ACTIVITY: Filter these entries down to lines holding "Reminder".

Stored data:
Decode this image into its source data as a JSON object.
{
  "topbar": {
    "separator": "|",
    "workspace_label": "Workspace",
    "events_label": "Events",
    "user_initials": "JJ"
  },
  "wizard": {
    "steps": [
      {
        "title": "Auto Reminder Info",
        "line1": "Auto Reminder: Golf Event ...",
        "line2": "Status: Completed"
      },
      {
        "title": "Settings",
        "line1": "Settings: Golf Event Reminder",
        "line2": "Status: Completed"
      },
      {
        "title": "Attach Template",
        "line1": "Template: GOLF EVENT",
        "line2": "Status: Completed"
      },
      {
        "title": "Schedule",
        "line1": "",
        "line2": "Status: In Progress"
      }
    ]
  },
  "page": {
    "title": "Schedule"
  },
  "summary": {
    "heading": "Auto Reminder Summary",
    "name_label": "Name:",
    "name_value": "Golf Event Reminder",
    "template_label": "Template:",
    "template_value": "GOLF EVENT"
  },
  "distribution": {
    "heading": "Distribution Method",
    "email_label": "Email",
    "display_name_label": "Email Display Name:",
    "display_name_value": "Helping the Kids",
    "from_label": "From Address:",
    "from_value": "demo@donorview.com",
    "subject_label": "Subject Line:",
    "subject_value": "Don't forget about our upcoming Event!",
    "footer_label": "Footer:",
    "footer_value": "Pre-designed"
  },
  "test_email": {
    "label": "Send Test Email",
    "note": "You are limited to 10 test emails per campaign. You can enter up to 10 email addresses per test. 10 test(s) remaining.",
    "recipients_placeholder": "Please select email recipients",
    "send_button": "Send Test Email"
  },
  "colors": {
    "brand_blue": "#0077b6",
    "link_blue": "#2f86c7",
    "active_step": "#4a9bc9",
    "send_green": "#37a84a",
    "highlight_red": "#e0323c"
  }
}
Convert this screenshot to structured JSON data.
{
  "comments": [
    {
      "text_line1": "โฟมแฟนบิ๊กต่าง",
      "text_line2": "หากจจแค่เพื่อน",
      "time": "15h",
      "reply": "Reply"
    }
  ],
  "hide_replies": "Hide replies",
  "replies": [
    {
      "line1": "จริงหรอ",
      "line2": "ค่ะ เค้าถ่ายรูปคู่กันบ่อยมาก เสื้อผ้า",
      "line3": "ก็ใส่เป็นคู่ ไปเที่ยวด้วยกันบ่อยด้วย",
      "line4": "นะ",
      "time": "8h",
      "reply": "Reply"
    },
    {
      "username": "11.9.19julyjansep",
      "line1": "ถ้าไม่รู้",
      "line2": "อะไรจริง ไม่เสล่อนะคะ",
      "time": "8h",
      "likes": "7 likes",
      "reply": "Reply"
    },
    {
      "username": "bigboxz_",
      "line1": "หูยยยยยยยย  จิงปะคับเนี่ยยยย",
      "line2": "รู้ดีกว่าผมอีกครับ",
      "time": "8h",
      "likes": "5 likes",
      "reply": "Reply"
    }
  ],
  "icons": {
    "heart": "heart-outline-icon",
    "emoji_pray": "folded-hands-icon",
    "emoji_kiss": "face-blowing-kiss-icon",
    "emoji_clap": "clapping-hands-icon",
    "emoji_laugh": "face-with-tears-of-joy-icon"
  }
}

FINISHED TASK:
        "title": "Auto Reminder Info",
        "line1": "Auto Reminder: Golf Event ...",
        "line1": "Settings: Golf Event Reminder",
    "heading": "Auto Reminder Summary",
    "name_value": "Golf Event Reminder",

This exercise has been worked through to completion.